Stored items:

◇ ◇ ◇ ◇

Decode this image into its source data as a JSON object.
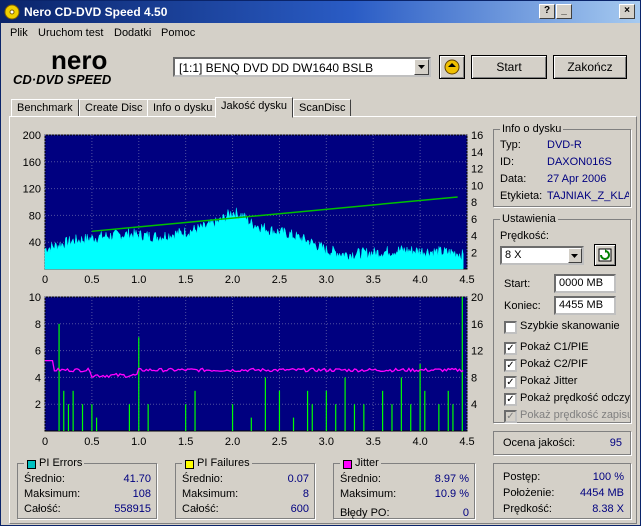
{
  "window": {
    "title": "Nero CD-DVD Speed 4.50",
    "controls": [
      "help",
      "minimize",
      "close"
    ]
  },
  "menu": [
    "Plik",
    "Uruchom test",
    "Dodatki",
    "Pomoc"
  ],
  "logo": {
    "brand": "nero",
    "product": "CD·DVD SPEED"
  },
  "drive": {
    "selected": "[1:1]  BENQ DVD DD DW1640 BSLB"
  },
  "buttons": {
    "start": "Start",
    "stop": "Zakończ"
  },
  "tabs": [
    {
      "label": "Benchmark",
      "active": false
    },
    {
      "label": "Create Disc",
      "active": false
    },
    {
      "label": "Info o dysku",
      "active": false
    },
    {
      "label": "Jakość dysku",
      "active": true
    },
    {
      "label": "ScanDisc",
      "active": false
    }
  ],
  "disc_info": {
    "title": "Info o dysku",
    "labels": {
      "type": "Typ:",
      "id": "ID:",
      "date": "Data:",
      "label": "Etykieta:"
    },
    "values": {
      "type": "DVD-R",
      "id": "DAXON016S",
      "date": "27 Apr 2006",
      "label": "TAJNIAK_Z_KLA"
    }
  },
  "settings": {
    "title": "Ustawienia",
    "speed_label": "Prędkość:",
    "speed_value": "8 X",
    "start_label": "Start:",
    "start_value": "0000 MB",
    "end_label": "Koniec:",
    "end_value": "4455 MB",
    "checkboxes": [
      {
        "label": "Szybkie skanowanie",
        "checked": false,
        "disabled": false
      },
      {
        "label": "Pokaż C1/PIE",
        "checked": true,
        "disabled": false
      },
      {
        "label": "Pokaż C2/PIF",
        "checked": true,
        "disabled": false
      },
      {
        "label": "Pokaż Jitter",
        "checked": true,
        "disabled": false
      },
      {
        "label": "Pokaż prędkość odczy",
        "checked": true,
        "disabled": false
      },
      {
        "label": "Pokaż prędkość zapisu",
        "checked": true,
        "disabled": true
      }
    ]
  },
  "quality": {
    "label": "Ocena jakości:",
    "value": "95"
  },
  "stats": {
    "pi_errors": {
      "title": "PI Errors",
      "color": "#00c0c0",
      "avg_label": "Średnio:",
      "avg": "41.70",
      "max_label": "Maksimum:",
      "max": "108",
      "total_label": "Całość:",
      "total": "558915"
    },
    "pi_failures": {
      "title": "PI Failures",
      "color": "#ffff00",
      "avg_label": "Średnio:",
      "avg": "0.07",
      "max_label": "Maksimum:",
      "max": "8",
      "total_label": "Całość:",
      "total": "600"
    },
    "jitter": {
      "title": "Jitter",
      "color": "#ff00ff",
      "avg_label": "Średnio:",
      "avg": "8.97 %",
      "max_label": "Maksimum:",
      "max": "10.9 %",
      "po_label": "Błędy PO:",
      "po": "0"
    },
    "progress": {
      "progress_label": "Postęp:",
      "progress": "100 %",
      "position_label": "Położenie:",
      "position": "4454 MB",
      "speed_label": "Prędkość:",
      "speed": "8.38 X"
    }
  },
  "chart_data": [
    {
      "type": "area",
      "series": [
        {
          "name": "PI Errors",
          "color": "#00ffff"
        },
        {
          "name": "Read speed",
          "color": "#00c000",
          "x": [
            0.5,
            4.4
          ],
          "y": [
            4.5,
            8.6
          ]
        }
      ],
      "x_ticks": [
        "0",
        "0.5",
        "1.0",
        "1.5",
        "2.0",
        "2.5",
        "3.0",
        "3.5",
        "4.0",
        "4.5"
      ],
      "y_left_ticks": [
        "200",
        "160",
        "120",
        "80",
        "40"
      ],
      "y_right_ticks": [
        "16",
        "14",
        "12",
        "10",
        "8",
        "6",
        "4",
        "2"
      ],
      "xlim": [
        0,
        4.5
      ],
      "ylim_left": [
        0,
        200
      ],
      "ylim_right": [
        0,
        16
      ]
    },
    {
      "type": "bar",
      "series": [
        {
          "name": "PI Failures",
          "color": "#00ff00"
        },
        {
          "name": "Jitter",
          "color": "#ff00ff"
        }
      ],
      "x_ticks": [
        "0",
        "0.5",
        "1.0",
        "1.5",
        "2.0",
        "2.5",
        "3.0",
        "3.5",
        "4.0",
        "4.5"
      ],
      "y_left_ticks": [
        "10",
        "8",
        "6",
        "4",
        "2"
      ],
      "y_right_ticks": [
        "20",
        "16",
        "12",
        "8",
        "4"
      ],
      "xlim": [
        0,
        4.5
      ],
      "ylim_left": [
        0,
        10
      ],
      "ylim_right": [
        0,
        20
      ]
    }
  ]
}
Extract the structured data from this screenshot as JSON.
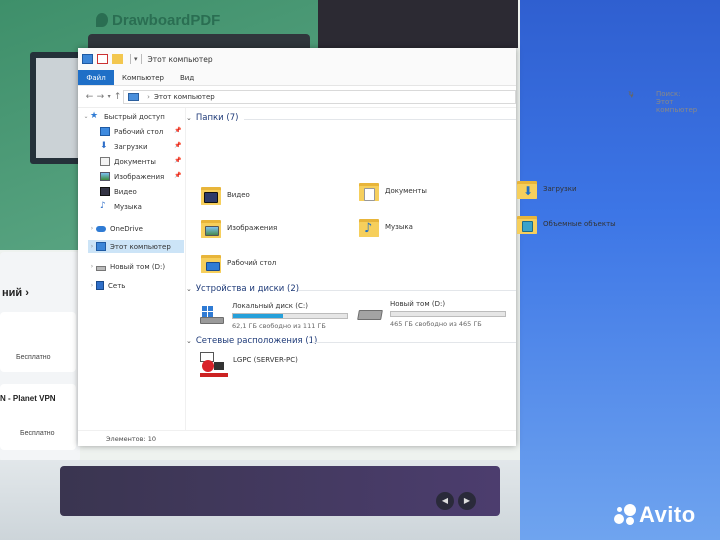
{
  "background": {
    "store_app_name": "DrawboardPDF",
    "store_section_heading": "ний",
    "store_items": [
      {
        "title": "",
        "price": "Бесплатно"
      },
      {
        "title": "N - Planet VPN",
        "price": "Бесплатно"
      }
    ],
    "watermark": "Avito",
    "colors": {
      "desktop_blue": "#3d76e6",
      "store_green": "#3e8f6a",
      "store_purple": "#4c3d6e"
    }
  },
  "explorer": {
    "window_title": "Этот компьютер",
    "ribbon_tabs": [
      {
        "label": "Файл",
        "active": true
      },
      {
        "label": "Компьютер",
        "active": false
      },
      {
        "label": "Вид",
        "active": false
      }
    ],
    "address": {
      "crumbs": [
        "Этот компьютер"
      ],
      "search_placeholder": "Поиск: Этот компьютер"
    },
    "nav_pane": {
      "quick_access": "Быстрый доступ",
      "quick_items": [
        {
          "label": "Рабочий стол",
          "pinned": true,
          "icon": "desktop-icon"
        },
        {
          "label": "Загрузки",
          "pinned": true,
          "icon": "download-icon"
        },
        {
          "label": "Документы",
          "pinned": true,
          "icon": "documents-icon"
        },
        {
          "label": "Изображения",
          "pinned": true,
          "icon": "pictures-icon"
        },
        {
          "label": "Видео",
          "pinned": false,
          "icon": "video-icon"
        },
        {
          "label": "Музыка",
          "pinned": false,
          "icon": "music-icon"
        }
      ],
      "onedrive": "OneDrive",
      "this_pc": "Этот компьютер",
      "new_volume": "Новый том (D:)",
      "network": "Сеть"
    },
    "groups": {
      "folders_header": "Папки (7)",
      "folders": [
        {
          "label": "Видео",
          "icon": "video-folder-icon"
        },
        {
          "label": "Документы",
          "icon": "documents-folder-icon"
        },
        {
          "label": "Загрузки",
          "icon": "downloads-folder-icon"
        },
        {
          "label": "Изображения",
          "icon": "pictures-folder-icon"
        },
        {
          "label": "Музыка",
          "icon": "music-folder-icon"
        },
        {
          "label": "Объемные объекты",
          "icon": "3d-objects-folder-icon"
        },
        {
          "label": "Рабочий стол",
          "icon": "desktop-folder-icon"
        }
      ],
      "drives_header": "Устройства и диски (2)",
      "drives": [
        {
          "label": "Локальный диск (C:)",
          "free_text": "62,1 ГБ свободно из 111 ГБ",
          "used_fraction": 0.44,
          "icon": "windows-drive-icon"
        },
        {
          "label": "Новый том (D:)",
          "free_text": "465 ГБ свободно из 465 ГБ",
          "used_fraction": 0.0,
          "icon": "hard-drive-icon"
        }
      ],
      "network_header": "Сетевые расположения (1)",
      "network_locations": [
        {
          "label": "LGPC (SERVER-PC)",
          "icon": "dlna-media-server-icon"
        }
      ]
    },
    "status": {
      "items_count": "Элементов: 10"
    },
    "colors": {
      "accent": "#1f6fc7",
      "selection": "#cce4f7",
      "drive_bar": "#26a0da",
      "folder": "#f6cf5c"
    }
  }
}
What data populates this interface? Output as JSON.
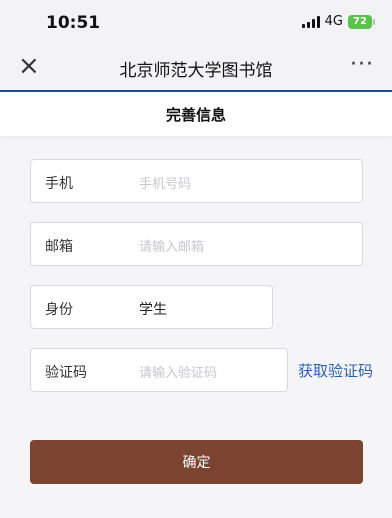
{
  "status": {
    "time": "10:51",
    "network": "4G",
    "battery": "72"
  },
  "navbar": {
    "close_symbol": "×",
    "title": "北京师范大学图书馆",
    "more_symbol": "···"
  },
  "page": {
    "title": "完善信息"
  },
  "form": {
    "phone": {
      "label": "手机",
      "placeholder": "手机号码"
    },
    "email": {
      "label": "邮箱",
      "placeholder": "请输入邮箱"
    },
    "identity": {
      "label": "身份",
      "value": "学生"
    },
    "code": {
      "label": "验证码",
      "placeholder": "请输入验证码",
      "get_code_label": "获取验证码"
    }
  },
  "confirm_label": "确定",
  "colors": {
    "accent": "#7c4330",
    "link": "#2a5fb0",
    "nav_underline": "#1f4f8f"
  }
}
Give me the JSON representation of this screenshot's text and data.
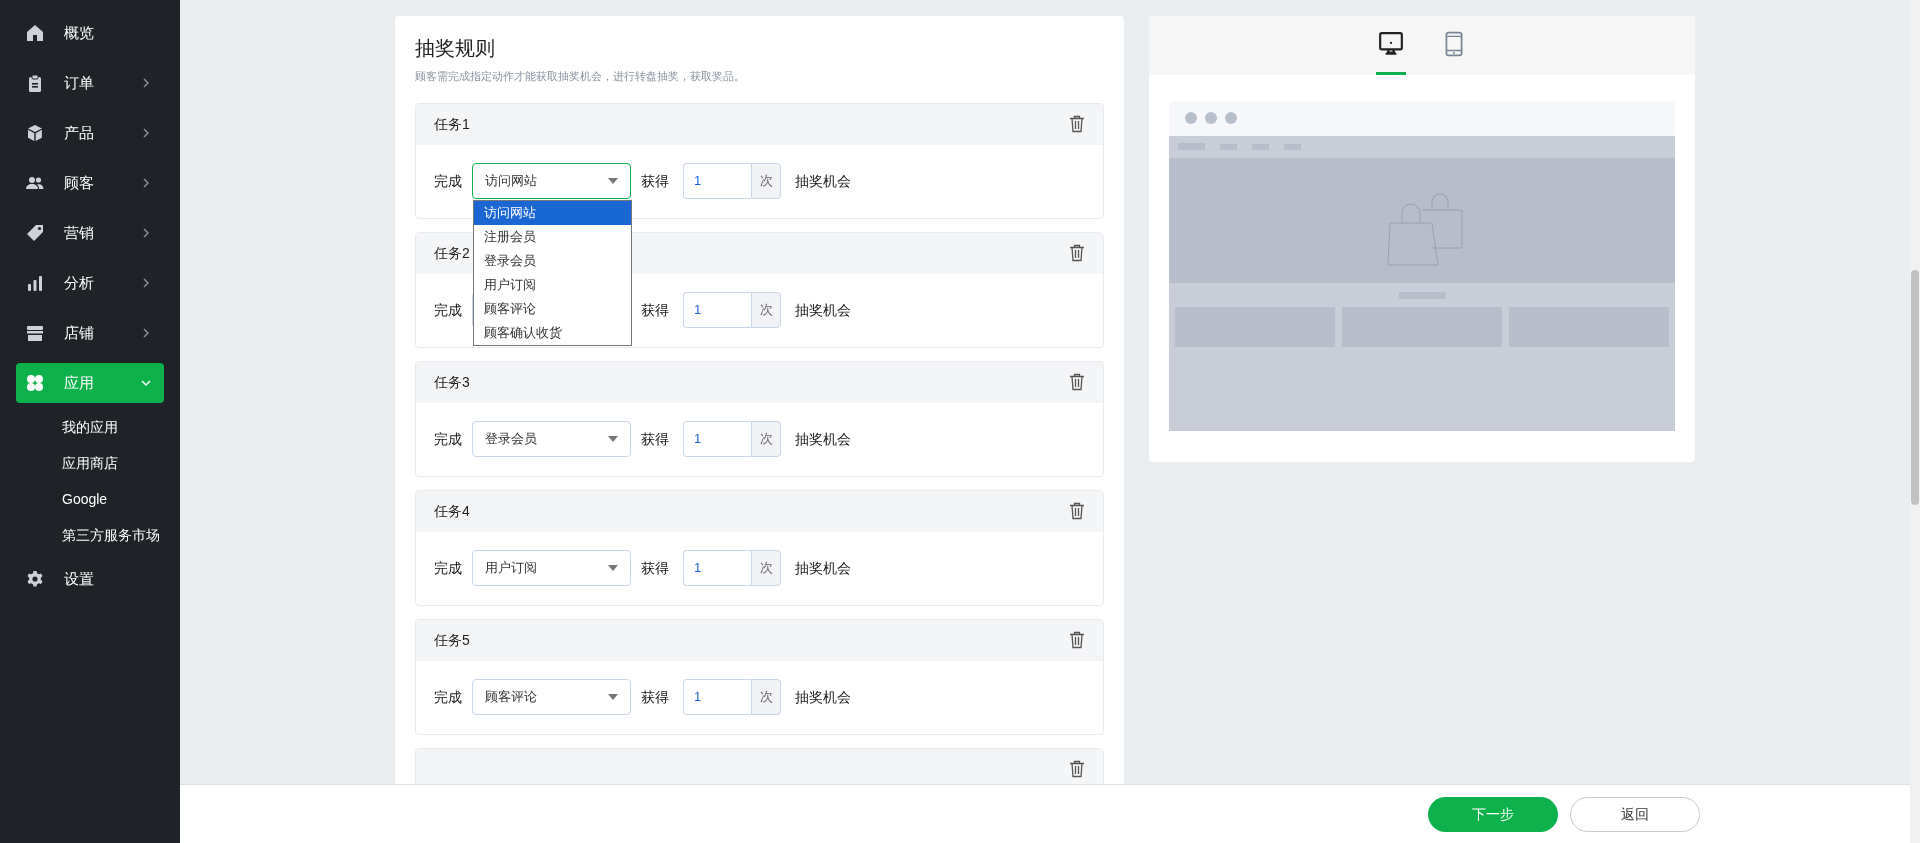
{
  "sidebar": {
    "items": [
      {
        "label": "概览",
        "kind": "link",
        "selected": false
      },
      {
        "label": "订单",
        "kind": "group",
        "expanded": false,
        "selected": false
      },
      {
        "label": "产品",
        "kind": "group",
        "expanded": false,
        "selected": false
      },
      {
        "label": "顾客",
        "kind": "group",
        "expanded": false,
        "selected": false
      },
      {
        "label": "营销",
        "kind": "group",
        "expanded": false,
        "selected": false
      },
      {
        "label": "分析",
        "kind": "group",
        "expanded": false,
        "selected": false
      },
      {
        "label": "店铺",
        "kind": "group",
        "expanded": false,
        "selected": false
      },
      {
        "label": "应用",
        "kind": "group",
        "expanded": true,
        "selected": true,
        "children": [
          {
            "label": "我的应用"
          },
          {
            "label": "应用商店"
          },
          {
            "label": "Google"
          },
          {
            "label": "第三方服务市场"
          }
        ]
      },
      {
        "label": "设置",
        "kind": "link",
        "selected": false
      }
    ]
  },
  "rules": {
    "title": "抽奖规则",
    "description": "顾客需完成指定动作才能获取抽奖机会，进行转盘抽奖，获取奖品。",
    "tasks": [
      {
        "label": "任务1",
        "complete_label": "完成",
        "action": "访问网站",
        "open": true,
        "options": [
          {
            "label": "访问网站",
            "selected": true
          },
          {
            "label": "注册会员",
            "selected": false
          },
          {
            "label": "登录会员",
            "selected": false
          },
          {
            "label": "用户订阅",
            "selected": false
          },
          {
            "label": "顾客评论",
            "selected": false
          },
          {
            "label": "顾客确认收货",
            "selected": false
          }
        ],
        "get_label": "获得",
        "count": "1",
        "unit": "次",
        "suffix": "抽奖机会"
      },
      {
        "label": "任务2",
        "complete_label": "完成",
        "open": false,
        "get_label": "获得",
        "count": "1",
        "unit": "次",
        "suffix": "抽奖机会"
      },
      {
        "label": "任务3",
        "complete_label": "完成",
        "action": "登录会员",
        "open": false,
        "get_label": "获得",
        "count": "1",
        "unit": "次",
        "suffix": "抽奖机会"
      },
      {
        "label": "任务4",
        "complete_label": "完成",
        "action": "用户订阅",
        "open": false,
        "get_label": "获得",
        "count": "1",
        "unit": "次",
        "suffix": "抽奖机会"
      },
      {
        "label": "任务5",
        "complete_label": "完成",
        "action": "顾客评论",
        "open": false,
        "get_label": "获得",
        "count": "1",
        "unit": "次",
        "suffix": "抽奖机会"
      }
    ],
    "more_below": true
  },
  "preview": {
    "tabs": [
      {
        "selected": true
      },
      {
        "selected": false
      }
    ]
  },
  "footer": {
    "buttons": [
      {
        "label": "下一步",
        "kind": "primary"
      },
      {
        "label": "返回",
        "kind": "secondary"
      }
    ]
  }
}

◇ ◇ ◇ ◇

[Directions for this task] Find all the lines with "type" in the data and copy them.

[Solution to the exercise]
      "type": "Typ:",
      "type": "DVD-R",
      "type": "area",
      "type": "bar",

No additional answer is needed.